VentureWire reported today that Clearwire's legal tussle over San Francisco Bay area spectrum took an odd turn Tuesday when a lawyer representing the community college district that the company has sued declared that its disputed spectrum lease had jumped in value from roughly $1.8 million to $18 million since it agreed to the deal seven months ago.
I detailed the battle first in this item. The Peralta Community College District had declined to lease the spectrum to Clearwire as it previously agreed to because, it said, Clearwire had failed to follow through with a couple of promises.
Like many educational institutions, Peralta had allotted chunks of the spectrum to Clearwire when its value was not deemed very high. Since then, Clearwire has started to roll out a precursor to WiMax wireless broadband Internet access.
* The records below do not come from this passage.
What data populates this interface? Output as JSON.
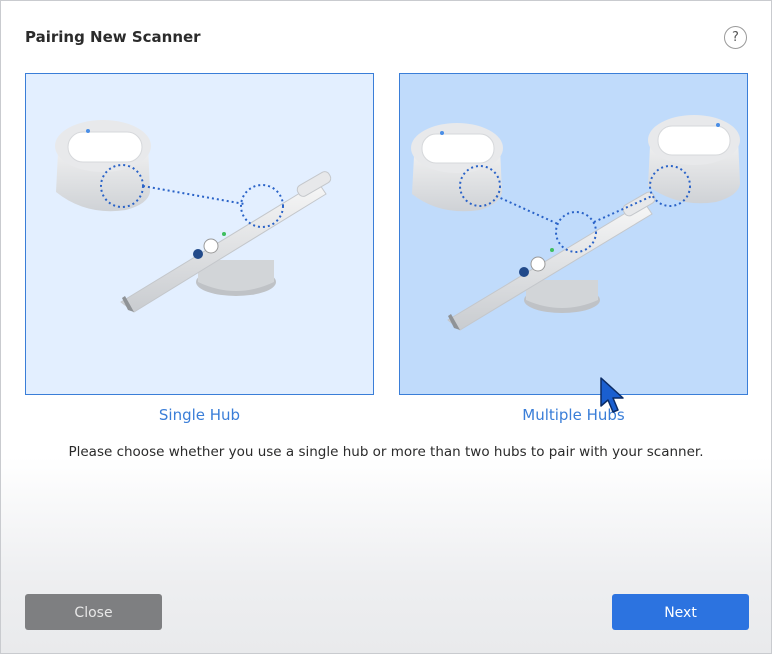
{
  "dialog": {
    "title": "Pairing New Scanner",
    "help_glyph": "?"
  },
  "options": [
    {
      "label": "Single Hub",
      "selected": false,
      "background": "#e3efff"
    },
    {
      "label": "Multiple Hubs",
      "selected": true,
      "background": "#c0dbfb"
    }
  ],
  "instruction": "Please choose whether you use a single hub or more than two hubs to pair with your scanner.",
  "buttons": {
    "close_label": "Close",
    "next_label": "Next"
  },
  "colors": {
    "accent": "#3a7ed8",
    "primary_button": "#2c73e0",
    "secondary_button": "#7e7f81"
  },
  "icons": {
    "help": "help-icon",
    "cursor": "mouse-pointer-icon"
  }
}
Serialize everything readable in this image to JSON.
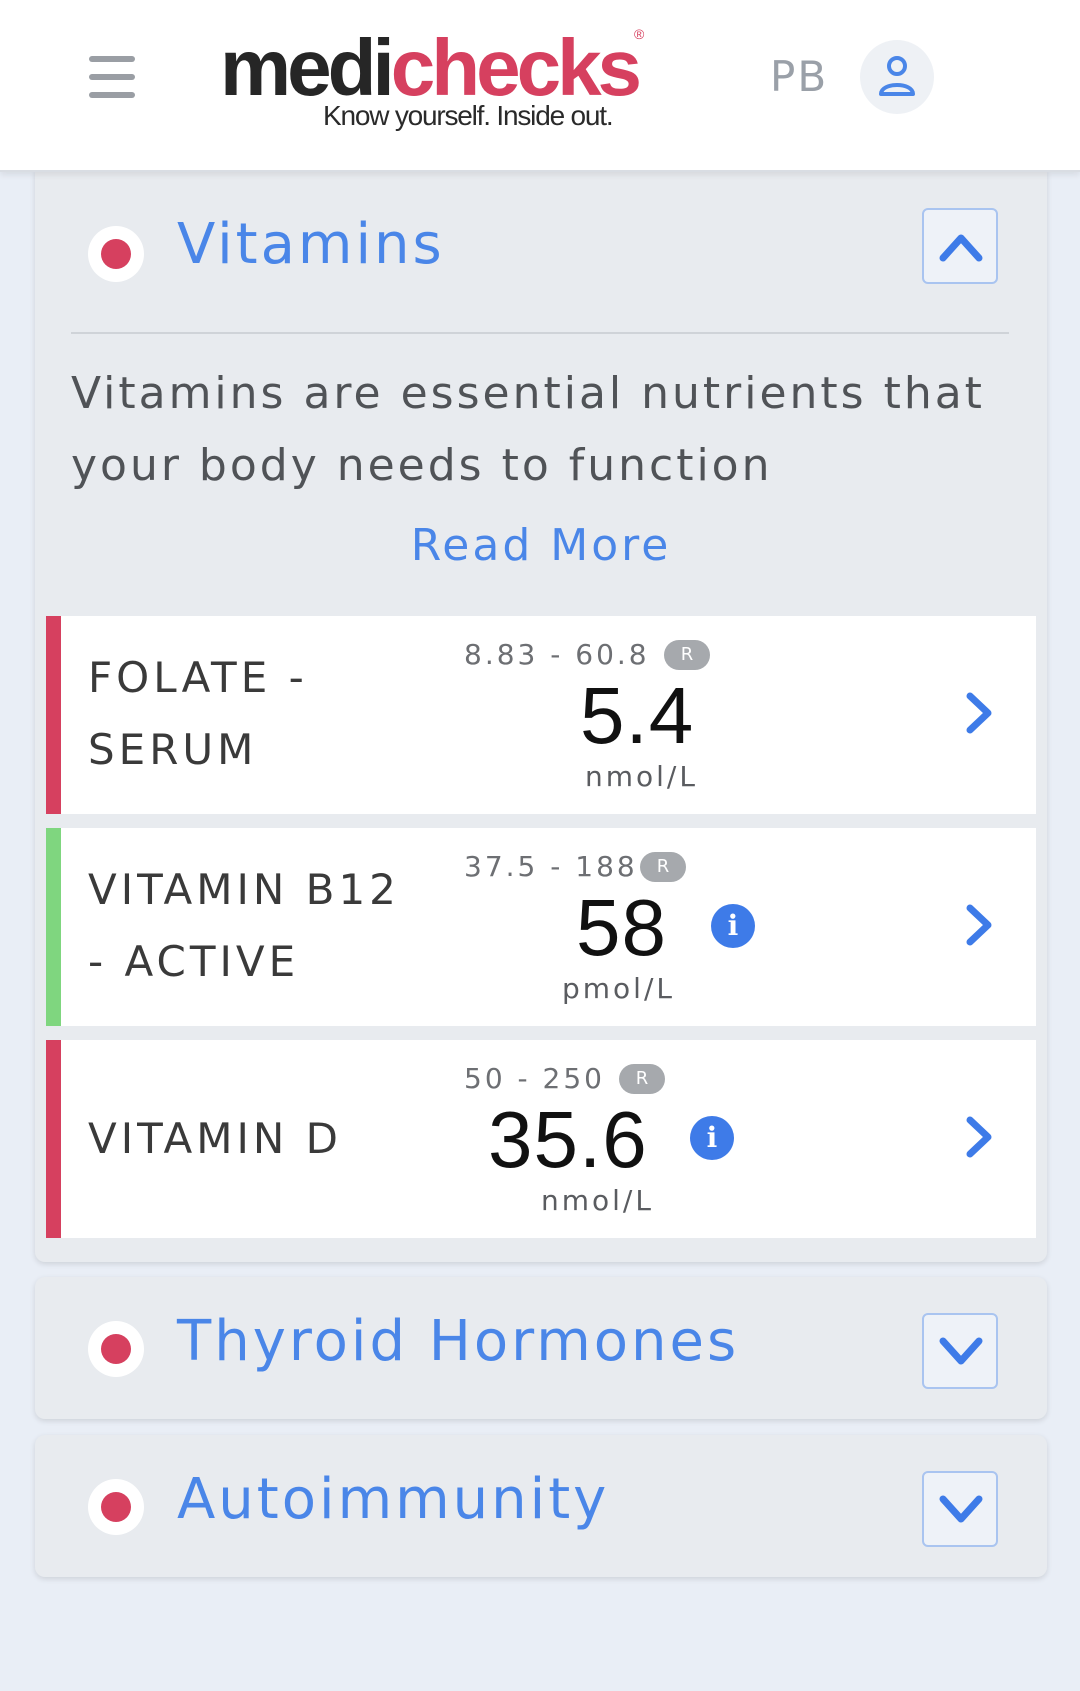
{
  "header": {
    "logo_part1": "medi",
    "logo_part2": "checks",
    "logo_reg": "®",
    "tagline": "Know yourself. Inside out.",
    "user_initials": "PB",
    "menu_icon": "hamburger-icon",
    "avatar_icon": "user-icon"
  },
  "vitamins": {
    "title": "Vitamins",
    "status_color": "#d6405f",
    "description": "Vitamins are essential nutrients that your body needs to function",
    "read_more": "Read More",
    "toggle_icon": "chevron-up-icon",
    "results": [
      {
        "name_line1": "FOLATE -",
        "name_line2": "SERUM",
        "range": "8.83 - 60.8",
        "badge": "R",
        "value": "5.4",
        "unit": "nmol/L",
        "status_color": "#d6405f",
        "has_info": false
      },
      {
        "name_line1": "VITAMIN B12",
        "name_line2": "- ACTIVE",
        "range": "37.5 - 188",
        "badge": "R",
        "value": "58",
        "unit": "pmol/L",
        "status_color": "#7fd67f",
        "has_info": true,
        "info_glyph": "i"
      },
      {
        "name_line1": "VITAMIN D",
        "name_line2": "",
        "range": "50 - 250",
        "badge": "R",
        "value": "35.6",
        "unit": "nmol/L",
        "status_color": "#d6405f",
        "has_info": true,
        "info_glyph": "i"
      }
    ]
  },
  "thyroid": {
    "title": "Thyroid Hormones",
    "status_color": "#d6405f",
    "toggle_icon": "chevron-down-icon"
  },
  "autoimmunity": {
    "title": "Autoimmunity",
    "status_color": "#d6405f",
    "toggle_icon": "chevron-down-icon"
  },
  "colors": {
    "accent_blue": "#4a86e8",
    "brand_pink": "#d6405f",
    "normal_green": "#7fd67f"
  }
}
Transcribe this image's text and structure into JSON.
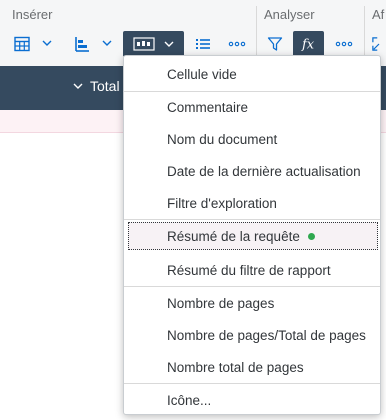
{
  "ribbon": {
    "insert_label": "Insérer",
    "analyze_label": "Analyser",
    "display_label": "Af"
  },
  "table": {
    "header_partial": "Total"
  },
  "menu": {
    "items": [
      {
        "label": "Cellule vide"
      },
      {
        "label": "Commentaire"
      },
      {
        "label": "Nom du document"
      },
      {
        "label": "Date de la dernière actualisation"
      },
      {
        "label": "Filtre d'exploration"
      },
      {
        "label": "Résumé de la requête",
        "status": "green-dot"
      },
      {
        "label": "Résumé du filtre de rapport"
      },
      {
        "label": "Nombre de pages"
      },
      {
        "label": "Nombre de pages/Total de pages"
      },
      {
        "label": "Nombre total de pages"
      },
      {
        "label": "Icône..."
      }
    ]
  },
  "colors": {
    "toolbar_icon": "#0a6ed1",
    "active_button_bg": "#354a5f",
    "table_header_bg": "#354a5f",
    "status_dot": "#2fa84f"
  }
}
VentureWire said attorneys on both sides said the 15-year lease agreed upon in December is worth $1.8 million. But during Tuesday's hearing in the Northern District Court of California, VentureWire reported that Harold Smith, an attorney representing Peralta, said: "We understand that these rights are worth approximately $18 million now."
That isn't surprising. A trademark of companies started by Craig McCaw, Clearwire's co-CEO, is that it buys up undervalued spectrum, finds a purpose for it, and creates a very valuable company surrounding it.
In its original complaint, Clearwire stressed how important the spectrum was to the company. It said that there was no additional spectrum available in the Bay Area, and it believed its competitors owned a significant portion of the rest.
At Tuesday's hearing, VentureWire said Judge Saundra Armstrong signed a preliminary injunction preventing Peralta from negotiating with third parties for the spectrum. A trial will be scheduled at a September conference, and could possibly get under way before the end of the year.